Starting at the first line, copy the data below through to the end, exactly.

══ INPUT FOR THIS TASK

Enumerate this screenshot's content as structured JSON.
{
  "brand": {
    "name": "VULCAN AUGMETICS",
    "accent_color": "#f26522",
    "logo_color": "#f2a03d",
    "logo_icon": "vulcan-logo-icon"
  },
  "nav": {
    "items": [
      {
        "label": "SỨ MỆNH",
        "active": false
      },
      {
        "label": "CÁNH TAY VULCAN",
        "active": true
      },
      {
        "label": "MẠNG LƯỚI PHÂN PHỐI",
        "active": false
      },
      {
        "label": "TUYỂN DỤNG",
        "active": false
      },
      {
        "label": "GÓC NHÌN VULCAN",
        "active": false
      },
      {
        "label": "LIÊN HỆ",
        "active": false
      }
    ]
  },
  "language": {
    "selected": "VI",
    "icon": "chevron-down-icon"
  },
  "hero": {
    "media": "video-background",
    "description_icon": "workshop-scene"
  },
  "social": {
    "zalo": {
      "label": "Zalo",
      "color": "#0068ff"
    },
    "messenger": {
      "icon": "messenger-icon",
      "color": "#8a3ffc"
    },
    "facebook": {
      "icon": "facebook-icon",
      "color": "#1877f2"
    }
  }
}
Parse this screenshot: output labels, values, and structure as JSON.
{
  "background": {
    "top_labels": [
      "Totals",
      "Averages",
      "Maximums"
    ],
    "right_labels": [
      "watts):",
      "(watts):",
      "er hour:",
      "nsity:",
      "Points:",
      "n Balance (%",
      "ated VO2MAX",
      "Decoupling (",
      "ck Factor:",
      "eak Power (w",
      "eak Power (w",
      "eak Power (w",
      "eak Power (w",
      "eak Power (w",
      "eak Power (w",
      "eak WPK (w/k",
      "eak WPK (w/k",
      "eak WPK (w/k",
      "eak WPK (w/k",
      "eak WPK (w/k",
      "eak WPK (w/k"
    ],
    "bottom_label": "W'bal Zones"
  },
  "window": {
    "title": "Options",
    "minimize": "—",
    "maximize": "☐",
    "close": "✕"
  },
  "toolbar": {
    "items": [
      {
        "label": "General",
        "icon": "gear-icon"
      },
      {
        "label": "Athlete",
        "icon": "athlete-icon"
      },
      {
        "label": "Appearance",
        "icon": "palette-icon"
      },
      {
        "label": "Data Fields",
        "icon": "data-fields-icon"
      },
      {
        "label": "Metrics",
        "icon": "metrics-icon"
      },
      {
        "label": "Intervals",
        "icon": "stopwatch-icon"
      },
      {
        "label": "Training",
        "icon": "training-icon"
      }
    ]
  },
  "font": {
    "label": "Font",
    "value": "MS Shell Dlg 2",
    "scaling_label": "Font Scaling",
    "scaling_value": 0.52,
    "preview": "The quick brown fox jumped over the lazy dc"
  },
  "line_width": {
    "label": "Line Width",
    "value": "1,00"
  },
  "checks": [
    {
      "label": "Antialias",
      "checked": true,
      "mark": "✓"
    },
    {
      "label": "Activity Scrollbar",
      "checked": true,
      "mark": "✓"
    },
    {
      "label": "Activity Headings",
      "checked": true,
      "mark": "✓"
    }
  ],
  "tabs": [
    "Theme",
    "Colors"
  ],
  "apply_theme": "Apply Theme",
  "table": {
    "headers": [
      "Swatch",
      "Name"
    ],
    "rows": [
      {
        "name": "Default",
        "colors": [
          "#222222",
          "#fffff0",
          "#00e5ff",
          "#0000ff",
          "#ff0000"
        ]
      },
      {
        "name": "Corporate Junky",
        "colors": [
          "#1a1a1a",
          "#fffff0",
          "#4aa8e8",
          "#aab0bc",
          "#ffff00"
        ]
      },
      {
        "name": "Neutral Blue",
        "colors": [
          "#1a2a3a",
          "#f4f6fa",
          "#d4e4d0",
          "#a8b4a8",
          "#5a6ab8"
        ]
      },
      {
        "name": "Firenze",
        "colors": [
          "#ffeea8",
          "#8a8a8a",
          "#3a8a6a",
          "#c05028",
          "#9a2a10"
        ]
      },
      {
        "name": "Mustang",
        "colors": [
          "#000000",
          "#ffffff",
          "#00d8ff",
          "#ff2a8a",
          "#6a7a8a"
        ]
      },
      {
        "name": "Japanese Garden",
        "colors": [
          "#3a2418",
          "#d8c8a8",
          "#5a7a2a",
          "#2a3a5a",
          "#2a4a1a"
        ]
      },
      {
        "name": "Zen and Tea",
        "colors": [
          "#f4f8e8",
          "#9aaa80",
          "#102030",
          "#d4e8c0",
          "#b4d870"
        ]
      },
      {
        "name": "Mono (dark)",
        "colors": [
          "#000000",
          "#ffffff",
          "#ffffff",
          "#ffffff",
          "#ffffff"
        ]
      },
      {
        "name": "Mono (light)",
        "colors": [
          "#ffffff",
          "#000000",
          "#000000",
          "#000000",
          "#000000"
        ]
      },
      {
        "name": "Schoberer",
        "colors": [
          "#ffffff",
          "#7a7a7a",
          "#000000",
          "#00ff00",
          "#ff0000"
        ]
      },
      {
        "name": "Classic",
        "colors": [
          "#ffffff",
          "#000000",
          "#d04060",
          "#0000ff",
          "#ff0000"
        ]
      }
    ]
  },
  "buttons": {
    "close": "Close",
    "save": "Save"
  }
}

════

* _TASK SOLUTION_
Enumerate this screenshot's content as structured JSON.
{
  "brand": {
    "name": "VULCAN AUGMETICS",
    "accent_color": "#f26522",
    "logo_color": "#f2a03d",
    "logo_icon": "vulcan-logo-icon"
  },
  "nav": {
    "items": [
      {
        "label": "SỨ MỆNH",
        "active": false
      },
      {
        "label": "CÁNH TAY VULCAN",
        "active": true
      },
      {
        "label": "MẠNG LƯỚI PHÂN PHỐI",
        "active": false
      },
      {
        "label": "TUYỂN DỤNG",
        "active": false
      },
      {
        "label": "GÓC NHÌN VULCAN",
        "active": false
      },
      {
        "label": "LIÊN HỆ",
        "active": false
      }
    ]
  },
  "language": {
    "selected": "VI",
    "icon": "chevron-down-icon"
  },
  "hero": {
    "media": "video-background",
    "description_icon": "workshop-scene"
  },
  "social": {
    "zalo": {
      "label": "Zalo",
      "color": "#0068ff"
    },
    "messenger": {
      "icon": "messenger-icon",
      "color": "#8a3ffc"
    },
    "facebook": {
      "icon": "facebook-icon",
      "color": "#1877f2"
    }
  }
}
Parse this screenshot: output labels, values, and structure as JSON.
{
  "background": {
    "top_labels": [
      "Totals",
      "Averages",
      "Maximums"
    ],
    "right_labels": [
      "watts):",
      "(watts):",
      "er hour:",
      "nsity:",
      "Points:",
      "n Balance (%",
      "ated VO2MAX",
      "Decoupling (",
      "ck Factor:",
      "eak Power (w",
      "eak Power (w",
      "eak Power (w",
      "eak Power (w",
      "eak Power (w",
      "eak Power (w",
      "eak WPK (w/k",
      "eak WPK (w/k",
      "eak WPK (w/k",
      "eak WPK (w/k",
      "eak WPK (w/k",
      "eak WPK (w/k"
    ],
    "bottom_label": "W'bal Zones"
  },
  "window": {
    "title": "Options",
    "minimize": "—",
    "maximize": "☐",
    "close": "✕"
  },
  "toolbar": {
    "items": [
      {
        "label": "General",
        "icon": "gear-icon"
      },
      {
        "label": "Athlete",
        "icon": "athlete-icon"
      },
      {
        "label": "Appearance",
        "icon": "palette-icon"
      },
      {
        "label": "Data Fields",
        "icon": "data-fields-icon"
      },
      {
        "label": "Metrics",
        "icon": "metrics-icon"
      },
      {
        "label": "Intervals",
        "icon": "stopwatch-icon"
      },
      {
        "label": "Training",
        "icon": "training-icon"
      }
    ]
  },
  "font": {
    "label": "Font",
    "value": "MS Shell Dlg 2",
    "scaling_label": "Font Scaling",
    "scaling_value": 0.52,
    "preview": "The quick brown fox jumped over the lazy dc"
  },
  "line_width": {
    "label": "Line Width",
    "value": "1,00"
  },
  "checks": [
    {
      "label": "Antialias",
      "checked": true,
      "mark": "✓"
    },
    {
      "label": "Activity Scrollbar",
      "checked": true,
      "mark": "✓"
    },
    {
      "label": "Activity Headings",
      "checked": true,
      "mark": "✓"
    }
  ],
  "tabs": [
    "Theme",
    "Colors"
  ],
  "apply_theme": "Apply Theme",
  "table": {
    "headers": [
      "Swatch",
      "Name"
    ],
    "rows": [
      {
        "name": "Default",
        "colors": [
          "#222222",
          "#fffff0",
          "#00e5ff",
          "#0000ff",
          "#ff0000"
        ]
      },
      {
        "name": "Corporate Junky",
        "colors": [
          "#1a1a1a",
          "#fffff0",
          "#4aa8e8",
          "#aab0bc",
          "#ffff00"
        ]
      },
      {
        "name": "Neutral Blue",
        "colors": [
          "#1a2a3a",
          "#f4f6fa",
          "#d4e4d0",
          "#a8b4a8",
          "#5a6ab8"
        ]
      },
      {
        "name": "Firenze",
        "colors": [
          "#ffeea8",
          "#8a8a8a",
          "#3a8a6a",
          "#c05028",
          "#9a2a10"
        ]
      },
      {
        "name": "Mustang",
        "colors": [
          "#000000",
          "#ffffff",
          "#00d8ff",
          "#ff2a8a",
          "#6a7a8a"
        ]
      },
      {
        "name": "Japanese Garden",
        "colors": [
          "#3a2418",
          "#d8c8a8",
          "#5a7a2a",
          "#2a3a5a",
          "#2a4a1a"
        ]
      },
      {
        "name": "Zen and Tea",
        "colors": [
          "#f4f8e8",
          "#9aaa80",
          "#102030",
          "#d4e8c0",
          "#b4d870"
        ]
      },
      {
        "name": "Mono (dark)",
        "colors": [
          "#000000",
          "#ffffff",
          "#ffffff",
          "#ffffff",
          "#ffffff"
        ]
      },
      {
        "name": "Mono (light)",
        "colors": [
          "#ffffff",
          "#000000",
          "#000000",
          "#000000",
          "#000000"
        ]
      },
      {
        "name": "Schoberer",
        "colors": [
          "#ffffff",
          "#7a7a7a",
          "#000000",
          "#00ff00",
          "#ff0000"
        ]
      },
      {
        "name": "Classic",
        "colors": [
          "#ffffff",
          "#000000",
          "#d04060",
          "#0000ff",
          "#ff0000"
        ]
      }
    ]
  },
  "buttons": {
    "close": "Close",
    "save": "Save"
  }
}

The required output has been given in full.